His group has not been able to touch a more attractive block, Nugaal, because it lies in a controversial zone. In fact, Puntland draws its border with Somaliland to accommodate the Nugaal block. “Puntland came up with this creative imaginary boundary to entice oil and gas companies,” says Hussein Abdi Dualeh, Somaliland’s energy minister. He himself faces similar claims from Mogadishu, which says Somaliland has no right to make oil contracts of its own.
Mr Dualeh says the earlier claims in Somaliland have lapsed. He has kept up the pressure by bringing in new companies. Two weeks ago Somaliland signed over a block to Norway’s DNO International. Ophir Energy has an interest in two blocks that overlap former BP blocks. Genel last year took a stake in two other onshore blocks – one of which overlaps a former Conoco block – and is conducting a seismic survey.
“Ninety-five per cent of who has legality is whoever controls the territory,” says Mr Dualeh of Nugaal. “No oil and gas company in their right minds would come in willy-nilly and start doing things.”
But the situation is looking even more complex. The area around Nugaal, Khaatumo, last year declared independence from both Somaliland and Puntland, highlighting the risk that oil could rupture the country.
Mr Mohamed admits there are fissures. He wants to change the constitution – crafted at great expense by Somali lawmakers and UN legal experts – to accommodate an amended version of the 2008 petroleum law, which stipulates that the central government will determine oil deals. “We want oil companies to come into the country . . . but companies are taking huge risks, some of them deliberate.”
Development: A tangle of converging foreign interests
In recent years, foreign involvement in Somalia has been characterised as part of an effort to combat terrorism.
But now Somalis are quick to identify a new set of self-interested motives. “Of course it’s all about oil,” says one senior Somali adviser about Norway’s growing interest in his country.
Norway, whose state oil company Statoil is exploring off east Africa, has made various commitments to Somalia. Oslo has installed solar-powered lamps on the streets of Mogadishu and is setting up a special $30m finance facility.
Last month a Somali parliamentary delegation visited Oslo to discuss
co-operation, development and the management of natural resources. Most critically, these talks included discussion of a triangle of water disputed between Kenya and Somalia.
The Somali parliamentarians rejected a 2009 agreement by the previous transitional government to sign away the triangle to Kenya. That has raised the political stakes surrounding the status of Jubaland, a proposed Somali region neighbouring Kenya that would hold sway over the disputed offshore zone. Diplomats say that Kenya, whose peacekeeping troops guard Kismayo, the port at the economic heart of Jubaland, is keen to assert influence there, against the wishes of the new Mogadishu government.

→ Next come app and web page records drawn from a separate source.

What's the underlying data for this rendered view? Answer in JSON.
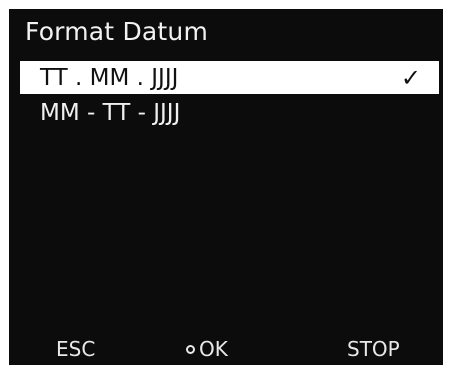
{
  "screen": {
    "title": "Format Datum"
  },
  "options": [
    {
      "label": "TT . MM . JJJJ",
      "selected": true,
      "check": "✓"
    },
    {
      "label": "MM - TT - JJJJ",
      "selected": false,
      "check": ""
    }
  ],
  "softkeys": {
    "esc": "ESC",
    "ok": "OK",
    "stop": "STOP"
  },
  "colors": {
    "screen_background": "#0c0c0c",
    "selected_background": "#ffffff",
    "text": "#ffffff",
    "selected_text": "#111111"
  },
  "icons": {
    "selected_marker": "check-icon",
    "ok_button": "circle-icon"
  }
}
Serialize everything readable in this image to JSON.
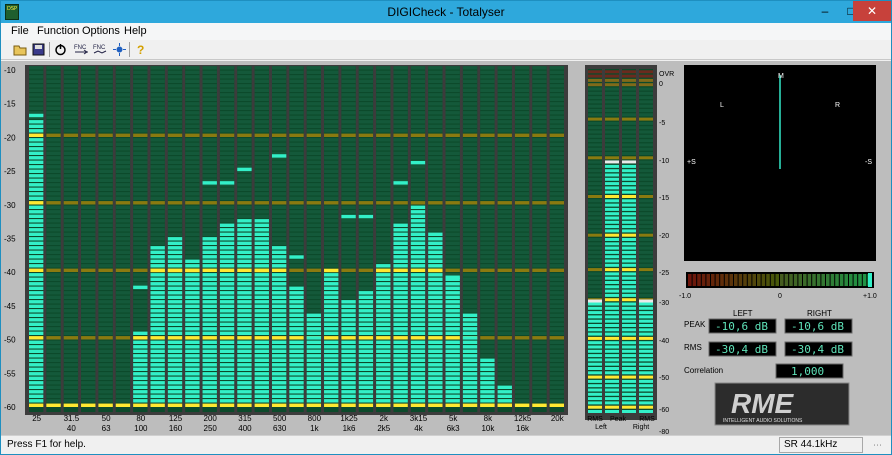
{
  "window": {
    "title": "DIGICheck - Totalyser",
    "app_icon_text": "DSP"
  },
  "menu": [
    "File",
    "Function",
    "Options",
    "Help"
  ],
  "toolbar": {
    "items": [
      "open-icon",
      "save-icon",
      "power-icon",
      "fnc-icon",
      "fnc-alt-icon",
      "reset-icon",
      "settings-icon",
      "help-icon"
    ],
    "labels": {
      "fnc1": "FNC",
      "fnc2": "FNC"
    }
  },
  "colors": {
    "meter_bg": "#0c4a2b",
    "meter_bar": "#33f0c8",
    "peak_hold": "#ffe832",
    "grid_line": "#8a7a10",
    "panel": "#bdbdbd",
    "vector_bg": "#000000",
    "lcd_bg": "#000000",
    "lcd_text": "#5fe3b9"
  },
  "spectrum": {
    "y_axis_labels": [
      "-10",
      "-15",
      "-20",
      "-25",
      "-30",
      "-35",
      "-40",
      "-45",
      "-50",
      "-55",
      "-60"
    ],
    "bands_top_row": [
      "25",
      "31.5",
      "50",
      "80",
      "125",
      "200",
      "315",
      "500",
      "800",
      "1k25",
      "2k",
      "3k15",
      "5k",
      "8k",
      "12k5",
      "20k"
    ],
    "bands_bottom_row": [
      "40",
      "63",
      "100",
      "160",
      "250",
      "400",
      "630",
      "1k",
      "1k6",
      "2k5",
      "4k",
      "6k3",
      "10k",
      "16k"
    ],
    "levels_db": [
      -17.5,
      -61,
      -61,
      -61,
      -61,
      -61,
      -49,
      -36,
      -35,
      -38,
      -35,
      -33,
      -32,
      -32,
      -36,
      -42,
      -46,
      -40,
      -44,
      -43,
      -39,
      -33,
      -30,
      -34,
      -41,
      -46,
      -53,
      -57,
      -61,
      -61,
      -61
    ],
    "peak_holds_db": [
      -17,
      -60,
      -60,
      -60,
      -60,
      -60,
      -42.5,
      -40,
      -40,
      -40,
      -27,
      -27,
      -25,
      -40,
      -23,
      -38,
      -50,
      -40,
      -32,
      -32,
      -40,
      -27,
      -24,
      -40,
      -41,
      -50,
      -60,
      -60,
      -60,
      -60,
      -60
    ]
  },
  "level_meter": {
    "scale_labels": [
      "OVR",
      "0",
      "-5",
      "-10",
      "-15",
      "-20",
      "-25",
      "-30",
      "-40",
      "-50",
      "-60",
      "-80"
    ],
    "channels": [
      {
        "label_top": "RMS",
        "label_bottom": "Left",
        "level_db": -30.4
      },
      {
        "label_top": "Peak",
        "label_bottom": "Peak",
        "level_db": -10.6
      },
      {
        "label_top": "Peak",
        "label_bottom": "",
        "level_db": -10.6
      },
      {
        "label_top": "RMS",
        "label_bottom": "Right",
        "level_db": -30.4
      }
    ],
    "bottom_labels": [
      "RMS",
      "Peak",
      "RMS"
    ],
    "bottom_sub_labels": [
      "Left",
      "Right"
    ]
  },
  "vectorscope": {
    "labels": {
      "m": "M",
      "l": "L",
      "r": "R",
      "plus_s": "+S",
      "minus_s": "-S"
    }
  },
  "correlation_meter": {
    "min_label": "-1.0",
    "mid_label": "0",
    "max_label": "+1.0",
    "value": 1.0
  },
  "readouts": {
    "left_header": "LEFT",
    "right_header": "RIGHT",
    "peak_label": "PEAK",
    "rms_label": "RMS",
    "peak_left": "-10,6 dB",
    "peak_right": "-10,6 dB",
    "rms_left": "-30,4 dB",
    "rms_right": "-30,4 dB",
    "correlation_label": "Correlation",
    "correlation_value": "1,000"
  },
  "logo": {
    "text": "RME",
    "subtitle": "INTELLIGENT AUDIO SOLUTIONS"
  },
  "status": {
    "help": "Press F1 for help.",
    "sample_rate": "SR 44.1kHz"
  }
}
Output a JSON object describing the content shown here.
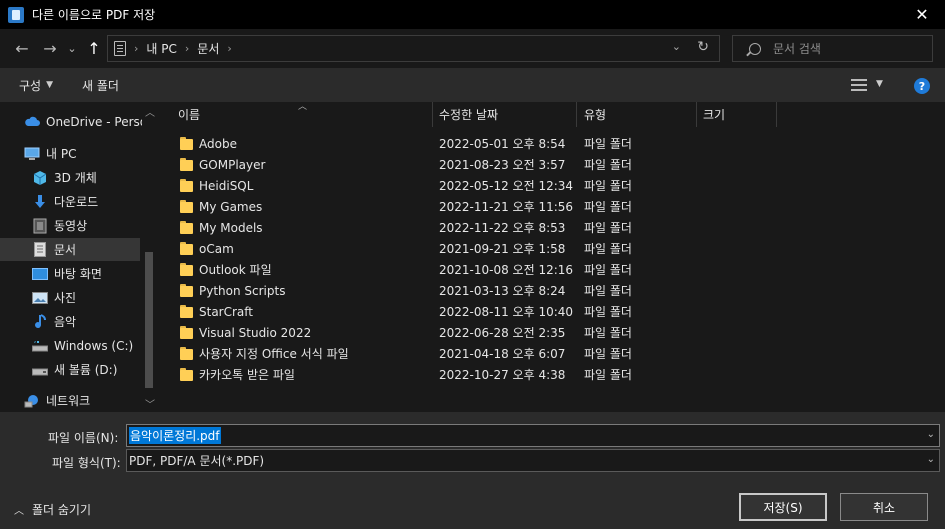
{
  "window": {
    "title": "다른 이름으로 PDF 저장",
    "close_glyph": "✕"
  },
  "navbar": {
    "back_glyph": "←",
    "forward_glyph": "→",
    "recent_glyph": "⌄",
    "up_glyph": "↑",
    "breadcrumb": [
      "내 PC",
      "문서"
    ],
    "breadcrumb_sep": "›",
    "refresh_glyph": "↻",
    "search_placeholder": "문서 검색"
  },
  "toolbar": {
    "organize_label": "구성",
    "new_folder_label": "새 폴더",
    "help_label": "?"
  },
  "sidebar": {
    "items": [
      {
        "label": "OneDrive - Personal",
        "icon": "cloud-icon",
        "selected": false
      },
      {
        "label": "내 PC",
        "icon": "pc-icon",
        "selected": false
      },
      {
        "label": "3D 개체",
        "icon": "3d-objects-icon",
        "selected": false
      },
      {
        "label": "다운로드",
        "icon": "download-icon",
        "selected": false
      },
      {
        "label": "동영상",
        "icon": "video-icon",
        "selected": false
      },
      {
        "label": "문서",
        "icon": "document-icon",
        "selected": true
      },
      {
        "label": "바탕 화면",
        "icon": "desktop-icon",
        "selected": false
      },
      {
        "label": "사진",
        "icon": "picture-icon",
        "selected": false
      },
      {
        "label": "음악",
        "icon": "music-icon",
        "selected": false
      },
      {
        "label": "Windows (C:)",
        "icon": "drive-icon",
        "selected": false
      },
      {
        "label": "새 볼륨 (D:)",
        "icon": "drive-icon",
        "selected": false
      },
      {
        "label": "네트워크",
        "icon": "network-icon",
        "selected": false
      }
    ]
  },
  "columns": {
    "name": "이름",
    "modified": "수정한 날짜",
    "type": "유형",
    "size": "크기"
  },
  "files": [
    {
      "name": "Adobe",
      "modified": "2022-05-01 오후 8:54",
      "type": "파일 폴더"
    },
    {
      "name": "GOMPlayer",
      "modified": "2021-08-23 오전 3:57",
      "type": "파일 폴더"
    },
    {
      "name": "HeidiSQL",
      "modified": "2022-05-12 오전 12:34",
      "type": "파일 폴더"
    },
    {
      "name": "My Games",
      "modified": "2022-11-21 오후 11:56",
      "type": "파일 폴더"
    },
    {
      "name": "My Models",
      "modified": "2022-11-22 오후 8:53",
      "type": "파일 폴더"
    },
    {
      "name": "oCam",
      "modified": "2021-09-21 오후 1:58",
      "type": "파일 폴더"
    },
    {
      "name": "Outlook 파일",
      "modified": "2021-10-08 오전 12:16",
      "type": "파일 폴더"
    },
    {
      "name": "Python Scripts",
      "modified": "2021-03-13 오후 8:24",
      "type": "파일 폴더"
    },
    {
      "name": "StarCraft",
      "modified": "2022-08-11 오후 10:40",
      "type": "파일 폴더"
    },
    {
      "name": "Visual Studio 2022",
      "modified": "2022-06-28 오전 2:35",
      "type": "파일 폴더"
    },
    {
      "name": "사용자 지정 Office 서식 파일",
      "modified": "2021-04-18 오후 6:07",
      "type": "파일 폴더"
    },
    {
      "name": "카카오톡 받은 파일",
      "modified": "2022-10-27 오후 4:38",
      "type": "파일 폴더"
    }
  ],
  "form": {
    "filename_label": "파일 이름(N):",
    "filename_value": "음악이론정리.pdf",
    "filetype_label": "파일 형식(T):",
    "filetype_value": "PDF, PDF/A 문서(*.PDF)",
    "hide_folders_label": "폴더 숨기기",
    "save_label": "저장(S)",
    "cancel_label": "취소"
  },
  "colors": {
    "accent": "#0078d7",
    "folder": "#ffcf56",
    "background": "#191919",
    "panel": "#2b2b2b"
  }
}
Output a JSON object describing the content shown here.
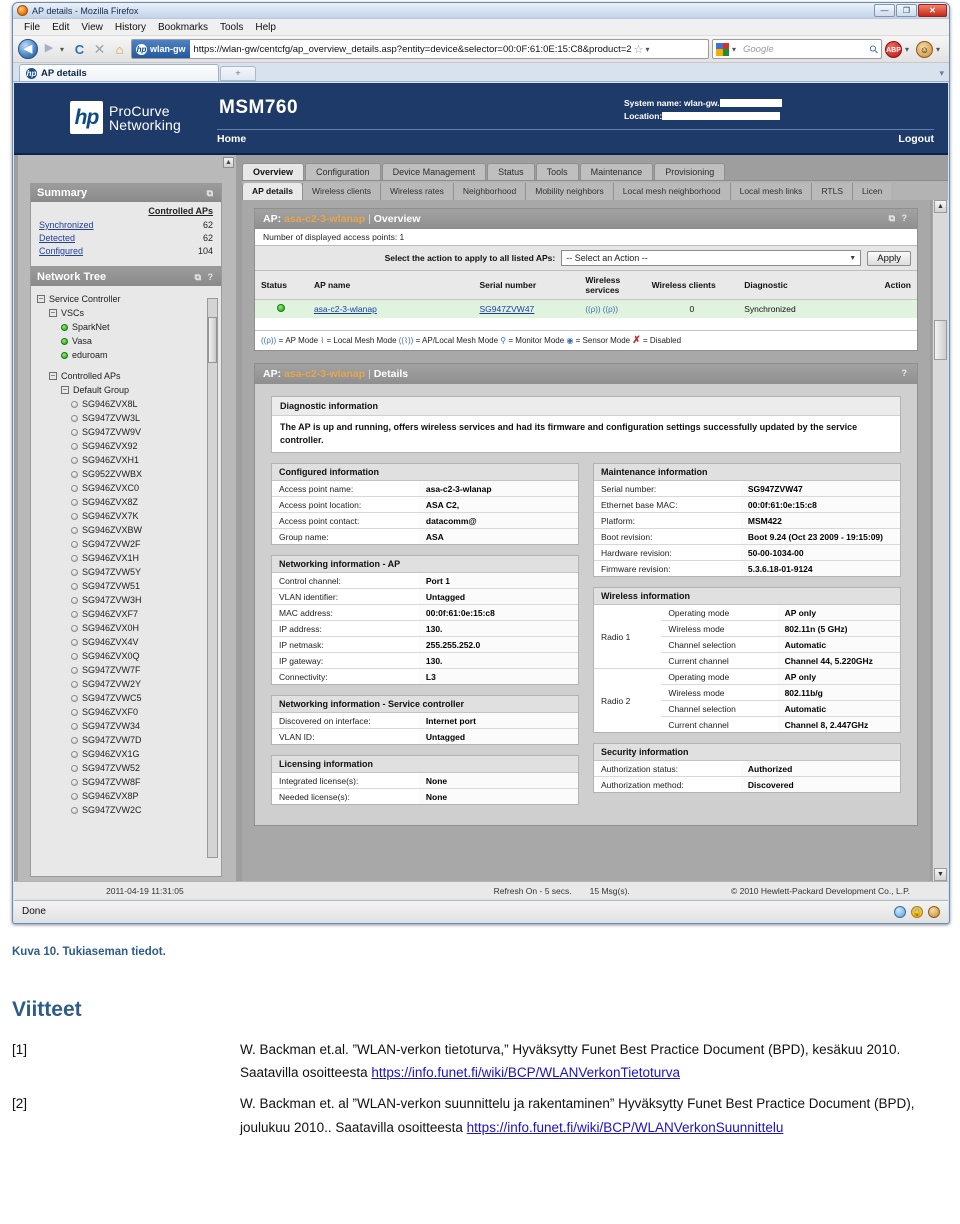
{
  "browser": {
    "window_title": "AP details - Mozilla Firefox",
    "window_buttons": {
      "minimize": "—",
      "maximize": "❐",
      "close": "✕"
    },
    "menu": [
      "File",
      "Edit",
      "View",
      "History",
      "Bookmarks",
      "Tools",
      "Help"
    ],
    "nav": {
      "back": "◀",
      "forward": "▶",
      "dropdown": "▾",
      "reload": "C",
      "stop": "✕",
      "home": "⌂"
    },
    "url_identity": "wlan-gw",
    "url": "https://wlan-gw/centcfg/ap_overview_details.asp?entity=device&selector=00:0F:61:0E:15:C8&product=2",
    "bookmark_star": "☆",
    "search_placeholder": "Google",
    "search_engine_label": "G",
    "addons": {
      "abp": "ABP",
      "identity": "☺"
    },
    "tab_title": "AP details",
    "new_tab": "+",
    "status_text": "Done"
  },
  "hp": {
    "logo_mark": "hp",
    "logo_line1": "ProCurve",
    "logo_line2": "Networking",
    "product": "MSM760",
    "system_name_label": "System name: wlan-gw.",
    "location_label": "Location:",
    "home": "Home",
    "logout": "Logout",
    "main_tabs": [
      {
        "label": "Overview",
        "active": true
      },
      {
        "label": "Configuration",
        "active": false
      },
      {
        "label": "Device Management",
        "active": false
      },
      {
        "label": "Status",
        "active": false
      },
      {
        "label": "Tools",
        "active": false
      },
      {
        "label": "Maintenance",
        "active": false
      },
      {
        "label": "Provisioning",
        "active": false
      }
    ],
    "sub_tabs": [
      {
        "label": "AP details",
        "active": true
      },
      {
        "label": "Wireless clients",
        "active": false
      },
      {
        "label": "Wireless rates",
        "active": false
      },
      {
        "label": "Neighborhood",
        "active": false
      },
      {
        "label": "Mobility neighbors",
        "active": false
      },
      {
        "label": "Local mesh neighborhood",
        "active": false
      },
      {
        "label": "Local mesh links",
        "active": false
      },
      {
        "label": "RTLS",
        "active": false
      },
      {
        "label": "Licen",
        "active": false
      }
    ]
  },
  "summary": {
    "title": "Summary",
    "column_header": "Controlled APs",
    "rows": [
      {
        "label": "Synchronized",
        "value": "62"
      },
      {
        "label": "Detected",
        "value": "62"
      },
      {
        "label": "Configured",
        "value": "104"
      }
    ]
  },
  "network_tree": {
    "title": "Network Tree",
    "root": "Service Controller",
    "vscs_group": "VSCs",
    "vscs": [
      "SparkNet",
      "Vasa",
      "eduroam"
    ],
    "controlled_aps_group": "Controlled APs",
    "default_group": "Default Group",
    "aps": [
      "SG946ZVX8L",
      "SG947ZVW3L",
      "SG947ZVW9V",
      "SG946ZVX92",
      "SG946ZVXH1",
      "SG952ZVWBX",
      "SG946ZVXC0",
      "SG946ZVX8Z",
      "SG946ZVX7K",
      "SG946ZVXBW",
      "SG947ZVW2F",
      "SG946ZVX1H",
      "SG947ZVW5Y",
      "SG947ZVW51",
      "SG947ZVW3H",
      "SG946ZVXF7",
      "SG946ZVX0H",
      "SG946ZVX4V",
      "SG946ZVX0Q",
      "SG947ZVW7F",
      "SG947ZVW2Y",
      "SG947ZVWC5",
      "SG946ZVXF0",
      "SG947ZVW34",
      "SG947ZVW7D",
      "SG946ZVX1G",
      "SG947ZVW52",
      "SG947ZVW8F",
      "SG946ZVX8P",
      "SG947ZVW2C"
    ]
  },
  "overview_panel": {
    "prefix": "AP:",
    "ap_name": "asa-c2-3-wlanap",
    "separator": "|",
    "section": "Overview",
    "count_text": "Number of displayed access points: 1",
    "action_label": "Select the action to apply to all listed APs:",
    "action_selected": "-- Select an Action --",
    "apply_button": "Apply",
    "columns": [
      "Status",
      "AP name",
      "Serial number",
      "Wireless services",
      "Wireless clients",
      "Diagnostic",
      "Action"
    ],
    "row": {
      "status": "online",
      "ap_name": "asa-c2-3-wlanap",
      "serial": "SG947ZVW47",
      "wireless_services": "((ρ)) ((ρ))",
      "wireless_clients": "0",
      "diagnostic": "Synchronized",
      "action": ""
    },
    "legend": [
      {
        "icon": "ap-mode",
        "text": "= AP Mode"
      },
      {
        "icon": "local-mesh-mode",
        "text": "= Local Mesh Mode"
      },
      {
        "icon": "ap-local-mesh-mode",
        "text": "= AP/Local Mesh Mode"
      },
      {
        "icon": "monitor-mode",
        "text": "= Monitor Mode"
      },
      {
        "icon": "sensor-mode",
        "text": "= Sensor Mode"
      },
      {
        "icon": "disabled",
        "text": "= Disabled"
      }
    ]
  },
  "details_panel": {
    "prefix": "AP:",
    "ap_name": "asa-c2-3-wlanap",
    "separator": "|",
    "section": "Details",
    "help": "?",
    "diagnostic_title": "Diagnostic information",
    "diagnostic_text": "The AP is up and running, offers wireless services and had its firmware and configuration settings successfully updated by the service controller.",
    "configured_information": {
      "title": "Configured information",
      "rows": [
        {
          "k": "Access point name:",
          "v": "asa-c2-3-wlanap"
        },
        {
          "k": "Access point location:",
          "v": "ASA C2,"
        },
        {
          "k": "Access point contact:",
          "v": "datacomm@"
        },
        {
          "k": "Group name:",
          "v": "ASA"
        }
      ]
    },
    "networking_ap": {
      "title": "Networking information - AP",
      "rows": [
        {
          "k": "Control channel:",
          "v": "Port 1"
        },
        {
          "k": "VLAN identifier:",
          "v": "Untagged"
        },
        {
          "k": "MAC address:",
          "v": "00:0f:61:0e:15:c8"
        },
        {
          "k": "IP address:",
          "v": "130."
        },
        {
          "k": "IP netmask:",
          "v": "255.255.252.0"
        },
        {
          "k": "IP gateway:",
          "v": "130."
        },
        {
          "k": "Connectivity:",
          "v": "L3"
        }
      ]
    },
    "networking_sc": {
      "title": "Networking information - Service controller",
      "rows": [
        {
          "k": "Discovered on interface:",
          "v": "Internet port"
        },
        {
          "k": "VLAN ID:",
          "v": "Untagged"
        }
      ]
    },
    "licensing": {
      "title": "Licensing information",
      "rows": [
        {
          "k": "Integrated license(s):",
          "v": "None"
        },
        {
          "k": "Needed license(s):",
          "v": "None"
        }
      ]
    },
    "maintenance": {
      "title": "Maintenance information",
      "rows": [
        {
          "k": "Serial number:",
          "v": "SG947ZVW47"
        },
        {
          "k": "Ethernet base MAC:",
          "v": "00:0f:61:0e:15:c8"
        },
        {
          "k": "Platform:",
          "v": "MSM422"
        },
        {
          "k": "Boot revision:",
          "v": "Boot 9.24 (Oct 23 2009 - 19:15:09)"
        },
        {
          "k": "Hardware revision:",
          "v": "50-00-1034-00"
        },
        {
          "k": "Firmware revision:",
          "v": "5.3.6.18-01-9124"
        }
      ]
    },
    "wireless": {
      "title": "Wireless information",
      "radios": [
        {
          "name": "Radio 1",
          "rows": [
            {
              "k": "Operating mode",
              "v": "AP only"
            },
            {
              "k": "Wireless mode",
              "v": "802.11n (5 GHz)"
            },
            {
              "k": "Channel selection",
              "v": "Automatic"
            },
            {
              "k": "Current channel",
              "v": "Channel 44, 5.220GHz"
            }
          ]
        },
        {
          "name": "Radio 2",
          "rows": [
            {
              "k": "Operating mode",
              "v": "AP only"
            },
            {
              "k": "Wireless mode",
              "v": "802.11b/g"
            },
            {
              "k": "Channel selection",
              "v": "Automatic"
            },
            {
              "k": "Current channel",
              "v": "Channel 8, 2.447GHz"
            }
          ]
        }
      ]
    },
    "security": {
      "title": "Security information",
      "rows": [
        {
          "k": "Authorization status:",
          "v": "Authorized"
        },
        {
          "k": "Authorization method:",
          "v": "Discovered"
        }
      ]
    }
  },
  "page_footer": {
    "timestamp": "2011-04-19 11:31:05",
    "refresh": "Refresh On - 5 secs.",
    "messages": "15 Msg(s).",
    "copyright": "© 2010 Hewlett-Packard Development Co., L.P."
  },
  "document": {
    "caption": "Kuva 10. Tukiaseman tiedot.",
    "references_heading": "Viitteet",
    "references": [
      {
        "num": "[1]",
        "text": "W. Backman et.al. ”WLAN-verkon tietoturva,” Hyväksytty Funet Best Practice Document (BPD), kesäkuu 2010. Saatavilla osoitteesta",
        "link": "https://info.funet.fi/wiki/BCP/WLANVerkonTietoturva"
      },
      {
        "num": "[2]",
        "text": "W. Backman et. al ”WLAN-verkon suunnittelu ja rakentaminen” Hyväksytty Funet Best Practice Document (BPD), joulukuu 2010.. Saatavilla osoitteesta",
        "link": "https://info.funet.fi/wiki/BCP/WLANVerkonSuunnittelu"
      }
    ]
  },
  "colors": {
    "hp_header_blue": "#1d3a68",
    "accent_orange": "#e8a44a",
    "row_green": "#dff3df",
    "doc_heading_blue": "#2e5c8a",
    "link_blue": "#1a13c8"
  }
}
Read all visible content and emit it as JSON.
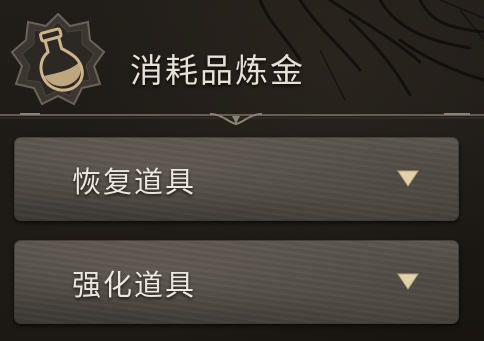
{
  "header": {
    "title": "消耗品炼金",
    "badge_icon": "potion-flask-icon"
  },
  "categories": [
    {
      "label": "恢复道具",
      "icon": "chevron-down-icon"
    },
    {
      "label": "强化道具",
      "icon": "chevron-down-icon"
    }
  ],
  "colors": {
    "background": "#1d1914",
    "row_stone": "#4a4540",
    "text": "#ece6dc",
    "chevron": "#e2d2a8",
    "flask_gold": "#cdb58a"
  }
}
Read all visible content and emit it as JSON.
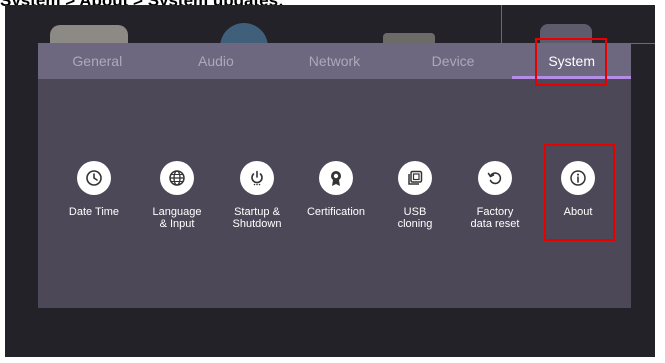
{
  "caption": "System > About > System updates:",
  "tabs": [
    {
      "label": "General",
      "active": false
    },
    {
      "label": "Audio",
      "active": false
    },
    {
      "label": "Network",
      "active": false
    },
    {
      "label": "Device",
      "active": false
    },
    {
      "label": "System",
      "active": true
    }
  ],
  "items": [
    {
      "label": "Date Time",
      "icon": "clock-icon"
    },
    {
      "label": "Language\n& Input",
      "icon": "globe-icon"
    },
    {
      "label": "Startup &\nShutdown",
      "icon": "power-icon"
    },
    {
      "label": "Certification",
      "icon": "award-ribbon-icon"
    },
    {
      "label": "USB\ncloning",
      "icon": "copy-icon"
    },
    {
      "label": "Factory\ndata reset",
      "icon": "reset-icon"
    },
    {
      "label": "About",
      "icon": "info-icon"
    }
  ],
  "colors": {
    "highlight": "#e60000",
    "tab_indicator": "#b48ce6",
    "panel": "#4d4857",
    "tabbar": "#6e6780"
  }
}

This tension between Somalia and Kenya matters to western oil interests. Somalia has already warned Statoil, along with Total and Eni, not to
accept any oil concessions offered by Kenya in the disputed triangle.
Oslo lobbied hard for a Norwegian to become UN envoy to Somalia. That job instead went this month to a diplomat from the UK, which last week hosted an important conference on Somalia.
The attendees at the conference revealed the range of interests converging on Somalia. Qatar, for example, is an investor in Shell. Turkey has led a diplomatic charge for Somalia by setting up an embassy outside the secure airport compound and delivering prominent support, such as a camp for displaced people, a technical college and scholarships.
In the cold war, the Soviet Union and the US competed for influence in Somalia. But the competing forces are now eminently more complex.
Source: Financial Times
Xafiiska Wararka Midnimo, email@example.com